Today, the Nest Learning Thermostat received an ENERGY STAR® from the EPA. In fact, it is the first thermostat in America with an ENERGY STAR. After rigorous testing, the EPA has confirmed what we’ve been saying all along: the Nest Thermostat saves energy.
I’ve been a fan of Nest well before they even shipped the Nest Learning Thermostat back in 2011. When it was announced that one of the “fathers of the iPod”, Tony Fadell, was starting a company that designed and manufactured a sensor-driven, Wi-Fi-enabled, learning programmable thermostat, that was really all I needed to hear. My immediate thoughts were of all the Jetson’s-Esque futuristic ideas I’ve been dreaming of for years in a fully connected home. But for now, I had to settle with a $250 thermostat and some dodgy AirPlay connections that were about as reliable as expecting to catch a flight in a snow storm.
That was in 2011.

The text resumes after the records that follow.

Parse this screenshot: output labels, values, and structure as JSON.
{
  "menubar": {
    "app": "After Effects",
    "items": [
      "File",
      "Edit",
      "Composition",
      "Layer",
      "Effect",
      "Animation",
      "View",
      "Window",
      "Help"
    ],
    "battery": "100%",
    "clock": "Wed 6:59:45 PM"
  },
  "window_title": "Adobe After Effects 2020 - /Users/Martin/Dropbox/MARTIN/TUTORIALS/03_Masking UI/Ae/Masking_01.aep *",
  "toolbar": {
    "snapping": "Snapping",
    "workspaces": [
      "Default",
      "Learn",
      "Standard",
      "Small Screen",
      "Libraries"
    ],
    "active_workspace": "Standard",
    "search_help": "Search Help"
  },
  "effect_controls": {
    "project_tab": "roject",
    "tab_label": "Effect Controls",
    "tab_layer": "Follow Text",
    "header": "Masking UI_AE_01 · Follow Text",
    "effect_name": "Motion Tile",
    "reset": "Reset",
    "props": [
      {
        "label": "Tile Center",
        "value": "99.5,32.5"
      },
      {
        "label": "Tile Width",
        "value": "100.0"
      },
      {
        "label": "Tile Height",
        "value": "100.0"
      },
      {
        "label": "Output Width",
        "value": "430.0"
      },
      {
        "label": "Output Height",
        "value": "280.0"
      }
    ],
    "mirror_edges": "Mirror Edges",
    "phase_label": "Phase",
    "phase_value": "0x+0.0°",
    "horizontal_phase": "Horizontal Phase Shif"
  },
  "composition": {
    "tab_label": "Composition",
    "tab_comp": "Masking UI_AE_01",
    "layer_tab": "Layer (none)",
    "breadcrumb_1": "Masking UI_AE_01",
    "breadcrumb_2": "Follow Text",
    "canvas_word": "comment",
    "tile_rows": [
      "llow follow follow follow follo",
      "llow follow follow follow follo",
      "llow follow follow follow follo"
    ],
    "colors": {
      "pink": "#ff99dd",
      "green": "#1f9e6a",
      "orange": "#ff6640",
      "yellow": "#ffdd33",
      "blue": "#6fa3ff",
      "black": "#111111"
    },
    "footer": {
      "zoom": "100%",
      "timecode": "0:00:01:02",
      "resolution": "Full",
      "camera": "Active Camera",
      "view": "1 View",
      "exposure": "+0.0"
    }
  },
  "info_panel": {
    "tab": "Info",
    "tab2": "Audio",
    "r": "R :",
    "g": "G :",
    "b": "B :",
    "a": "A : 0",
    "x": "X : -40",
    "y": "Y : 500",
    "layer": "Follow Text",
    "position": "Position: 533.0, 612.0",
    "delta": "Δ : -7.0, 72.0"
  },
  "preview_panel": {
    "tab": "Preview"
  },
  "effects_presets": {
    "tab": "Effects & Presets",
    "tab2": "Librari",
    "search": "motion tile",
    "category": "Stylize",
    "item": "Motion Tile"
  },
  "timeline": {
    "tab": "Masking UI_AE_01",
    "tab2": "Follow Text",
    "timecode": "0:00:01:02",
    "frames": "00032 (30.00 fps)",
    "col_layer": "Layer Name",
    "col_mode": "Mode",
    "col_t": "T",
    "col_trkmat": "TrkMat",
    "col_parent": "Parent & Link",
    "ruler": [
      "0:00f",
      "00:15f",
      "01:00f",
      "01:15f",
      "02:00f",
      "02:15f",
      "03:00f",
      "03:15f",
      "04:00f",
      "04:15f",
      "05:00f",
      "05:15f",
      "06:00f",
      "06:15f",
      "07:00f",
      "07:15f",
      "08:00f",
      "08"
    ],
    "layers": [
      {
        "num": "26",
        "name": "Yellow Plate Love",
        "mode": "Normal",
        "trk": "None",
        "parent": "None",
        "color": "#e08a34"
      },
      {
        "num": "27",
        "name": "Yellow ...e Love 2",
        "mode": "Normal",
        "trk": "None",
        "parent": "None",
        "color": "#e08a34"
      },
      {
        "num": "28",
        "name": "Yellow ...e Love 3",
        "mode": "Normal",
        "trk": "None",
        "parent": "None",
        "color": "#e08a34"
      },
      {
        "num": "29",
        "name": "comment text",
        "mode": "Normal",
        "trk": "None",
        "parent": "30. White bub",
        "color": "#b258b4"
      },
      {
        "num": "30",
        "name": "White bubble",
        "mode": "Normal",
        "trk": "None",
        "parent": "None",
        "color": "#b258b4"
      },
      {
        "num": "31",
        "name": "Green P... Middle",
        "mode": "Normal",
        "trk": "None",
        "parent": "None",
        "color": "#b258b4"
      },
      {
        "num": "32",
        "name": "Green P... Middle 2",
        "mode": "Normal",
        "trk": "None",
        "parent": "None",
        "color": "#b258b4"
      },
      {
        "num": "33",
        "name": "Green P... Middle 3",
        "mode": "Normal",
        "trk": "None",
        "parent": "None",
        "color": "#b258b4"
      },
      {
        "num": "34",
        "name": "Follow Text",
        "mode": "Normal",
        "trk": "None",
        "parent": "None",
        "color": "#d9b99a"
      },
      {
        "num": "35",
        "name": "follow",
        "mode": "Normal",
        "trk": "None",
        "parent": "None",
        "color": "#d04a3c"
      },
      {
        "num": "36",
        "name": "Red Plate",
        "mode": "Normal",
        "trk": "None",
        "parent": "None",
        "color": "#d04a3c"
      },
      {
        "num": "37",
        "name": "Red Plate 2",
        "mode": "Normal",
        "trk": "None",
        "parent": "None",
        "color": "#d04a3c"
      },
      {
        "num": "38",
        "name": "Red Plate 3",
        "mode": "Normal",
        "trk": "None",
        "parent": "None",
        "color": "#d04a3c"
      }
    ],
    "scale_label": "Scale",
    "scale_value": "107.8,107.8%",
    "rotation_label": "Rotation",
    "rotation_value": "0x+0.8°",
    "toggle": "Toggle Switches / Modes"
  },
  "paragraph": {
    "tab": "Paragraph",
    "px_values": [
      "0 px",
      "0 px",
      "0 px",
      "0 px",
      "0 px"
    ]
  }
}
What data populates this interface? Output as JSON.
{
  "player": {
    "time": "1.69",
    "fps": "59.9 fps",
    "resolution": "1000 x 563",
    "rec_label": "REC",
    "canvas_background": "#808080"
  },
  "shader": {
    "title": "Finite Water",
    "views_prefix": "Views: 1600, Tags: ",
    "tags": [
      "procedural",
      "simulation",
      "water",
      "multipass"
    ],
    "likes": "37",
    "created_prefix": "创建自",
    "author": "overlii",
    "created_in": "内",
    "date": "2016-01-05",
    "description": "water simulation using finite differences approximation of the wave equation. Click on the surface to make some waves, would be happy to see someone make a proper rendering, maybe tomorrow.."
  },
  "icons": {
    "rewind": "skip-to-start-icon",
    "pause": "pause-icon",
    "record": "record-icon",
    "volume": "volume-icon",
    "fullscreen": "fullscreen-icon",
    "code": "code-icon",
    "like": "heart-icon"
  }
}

The apartment that I installed the Nest Learning Thermostat in was about 950 sqft and located in Scottsdale, AZ. I had recently moved from Canada so I wasn’t particularly familiar with a full season of Arizona summer. For those that don’t know: Arizona summer is
fucking crazy hot. The Nest was the first thing I connected, after my WiFi, in the new place (#priorities). Setup took all of 15 minutes (though I did have a tricky bit of wiring help I needed to call support about) with no tools outside of what was included in the extremely Apple-like packaging. I downloaded the iOS app, set my temperature thresholds to what I deemed acceptable and away it went. It turned blue! I now had a WiFi-connected thermostat and I could successfully announce to my friends that I had accomplished an in-home rewiring task worthy of at least a few masculine points (don’t tell them I had to call for help).
For the next few weeks, I was obsessed with earning an energy bonus Leaf each day. I was working at Apple at the time and anyone who had a Nest in their home would proudly display their energy efficiency prowess each month when the reports came through their inbox. But, I really had no measure of whether I was saving energy or not. Since I was in a new apartment with a new energy company, I didn’t have a benchmark. My bills came and went, but I didn’t know if they were being lowered by my fancy expensive thermostat.
Then I got a letter sent out by my apartment complex that broke down averages across the units from the energy company, in this case, it was APS. The letter clearly displayed typical usage and billing averages for the 1/2/3 bedroom configurations that my complex offered. This breakdown was showing that the average for my particular configuration was $230/mo in electricity. The absolute most I had ever paid, even in the scorching heat when the thermostat was running 19hrs a day, was $160/mo. In the winter months, I was down to as low as $60/mo. Either my neighbors were running their aircon into frigid temperatures or this thermostat was doing its job.
A few years later when I moved into a 2200 sqft house, my bills still aren’t as high as the $230 average my old complex was quoting. Now, I’m not saying that the Nest Thermostat is saving me $70 every month, but I do know that it’s running my systems more efficiently. With all of the software features added over the years to better assist for the position of the sun, more widespan viewing from the hardware, and location-based tracking via the iOS app, I really love this thing.
I know for a fact that I’m saving money with the Nest Thermostat, though how much I’m not exactly sure. But it is fantastic that the EPA is recognizing Nest as a valuable addition to any home. Now, if only Nest was HomeKit compatible.